Use of mail becoming obsolete as texts and emails take over
The number of people who write letters has fallen by 30 percent in just two years, a new survey has revealed.
The study, which attempts to categorise how Britons communicate, reports that 17 percent of those surveyed said that they use email and text messages more than they did in 2010, while 30 percent reported writing fewer letters and posting fewer parcels, the Telegraph reported.
Among those communications regulator Ofcom categorised as the most technology savvy, letter writing fell by up to 38 percent.
Nationwide, 4 percent also claimed that they were using landline telephones less, but 11 percent said their use of mobile phones had increased.
Face-to-face communication remained largely unchanged, with one percent reporting an increase.
Ofcom called the decline in using the post "dramatic," adding that "many respondents also predict that they will continue to reduce their use of post for letters, card and parcels" over the next two years as well.
More than one in five said they would use the post less between now and 2014.
One in ten said they would use internet telephone services more, while 17 percent predicted a continued rise in the importance of email.
Despite this, Royal Mail's most recent figures say the core postal business made an operating profit of 23 million pounds, up from a loss of 120 million pounds last year.

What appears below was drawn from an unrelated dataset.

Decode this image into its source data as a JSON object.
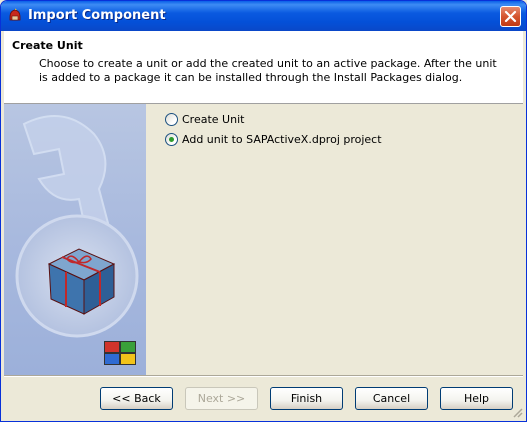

In the last reported financial year, the group's parcels businesses accounted for 48 percent, or 4.2 billion pounds of total revenues, in part thanks to the rise of internet shopping.